WHAT YOU NEED TO DO:
Reply with nothing but the number of lines in the data below where the word "icon" occurs.

______

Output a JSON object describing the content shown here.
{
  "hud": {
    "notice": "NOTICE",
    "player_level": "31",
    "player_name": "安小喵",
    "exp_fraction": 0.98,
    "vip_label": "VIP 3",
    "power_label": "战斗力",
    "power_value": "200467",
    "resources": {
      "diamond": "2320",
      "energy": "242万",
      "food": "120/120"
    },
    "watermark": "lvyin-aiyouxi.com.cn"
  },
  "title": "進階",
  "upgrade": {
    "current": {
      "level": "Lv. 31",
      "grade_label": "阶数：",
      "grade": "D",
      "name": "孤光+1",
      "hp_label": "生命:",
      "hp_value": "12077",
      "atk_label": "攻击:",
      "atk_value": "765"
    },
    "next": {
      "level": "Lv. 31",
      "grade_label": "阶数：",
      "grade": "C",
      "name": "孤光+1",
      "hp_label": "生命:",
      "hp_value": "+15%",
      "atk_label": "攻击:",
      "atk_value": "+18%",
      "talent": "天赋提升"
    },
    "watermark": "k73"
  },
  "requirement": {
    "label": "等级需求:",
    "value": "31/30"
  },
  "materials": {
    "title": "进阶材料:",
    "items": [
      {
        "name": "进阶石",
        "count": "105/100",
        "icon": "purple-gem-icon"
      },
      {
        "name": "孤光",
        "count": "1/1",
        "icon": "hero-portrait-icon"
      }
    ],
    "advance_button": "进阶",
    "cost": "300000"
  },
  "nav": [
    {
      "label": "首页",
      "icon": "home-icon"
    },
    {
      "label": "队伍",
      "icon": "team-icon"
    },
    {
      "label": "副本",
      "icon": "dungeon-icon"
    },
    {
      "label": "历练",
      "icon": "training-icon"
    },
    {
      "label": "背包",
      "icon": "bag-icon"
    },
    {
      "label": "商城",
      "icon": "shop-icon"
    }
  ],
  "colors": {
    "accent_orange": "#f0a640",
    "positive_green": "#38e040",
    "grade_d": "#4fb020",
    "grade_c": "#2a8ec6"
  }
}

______

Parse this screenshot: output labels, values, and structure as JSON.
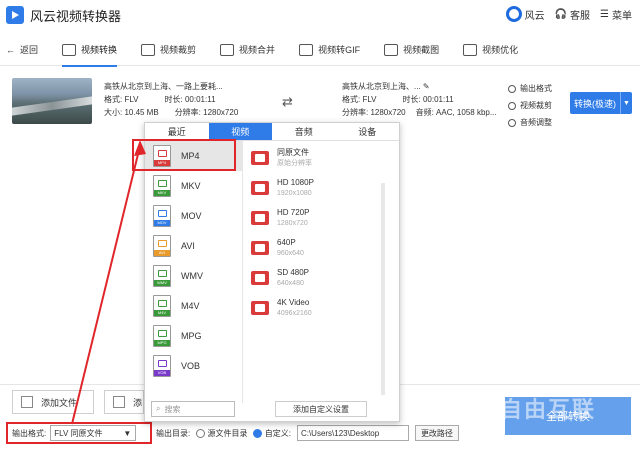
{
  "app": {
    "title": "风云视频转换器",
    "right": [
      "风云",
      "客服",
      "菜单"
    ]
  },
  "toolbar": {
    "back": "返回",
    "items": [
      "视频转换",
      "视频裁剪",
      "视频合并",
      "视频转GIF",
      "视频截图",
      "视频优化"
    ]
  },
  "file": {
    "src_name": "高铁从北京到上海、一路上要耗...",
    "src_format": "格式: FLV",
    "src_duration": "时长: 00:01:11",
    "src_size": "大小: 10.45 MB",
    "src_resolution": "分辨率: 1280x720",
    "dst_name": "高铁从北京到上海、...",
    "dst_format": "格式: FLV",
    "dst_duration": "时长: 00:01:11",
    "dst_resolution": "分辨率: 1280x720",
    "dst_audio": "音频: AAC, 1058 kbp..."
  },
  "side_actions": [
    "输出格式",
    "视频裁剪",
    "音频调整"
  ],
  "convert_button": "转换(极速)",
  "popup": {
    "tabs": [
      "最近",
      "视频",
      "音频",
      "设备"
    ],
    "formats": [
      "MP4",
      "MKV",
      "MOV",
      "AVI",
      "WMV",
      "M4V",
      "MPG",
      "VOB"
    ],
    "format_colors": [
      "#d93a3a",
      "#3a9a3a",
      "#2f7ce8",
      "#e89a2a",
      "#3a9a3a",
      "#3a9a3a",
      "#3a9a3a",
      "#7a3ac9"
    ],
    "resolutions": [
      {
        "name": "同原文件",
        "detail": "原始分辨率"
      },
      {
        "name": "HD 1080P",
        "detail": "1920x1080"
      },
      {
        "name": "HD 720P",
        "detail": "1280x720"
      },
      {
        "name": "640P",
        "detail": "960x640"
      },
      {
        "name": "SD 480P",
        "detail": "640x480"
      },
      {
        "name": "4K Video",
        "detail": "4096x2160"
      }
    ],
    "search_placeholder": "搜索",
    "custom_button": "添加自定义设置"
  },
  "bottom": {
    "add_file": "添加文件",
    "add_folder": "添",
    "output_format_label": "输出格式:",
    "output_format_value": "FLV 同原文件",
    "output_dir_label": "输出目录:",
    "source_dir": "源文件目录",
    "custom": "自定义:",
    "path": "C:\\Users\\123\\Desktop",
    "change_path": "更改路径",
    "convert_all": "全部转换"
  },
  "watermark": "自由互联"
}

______

FINISHED TASK:
8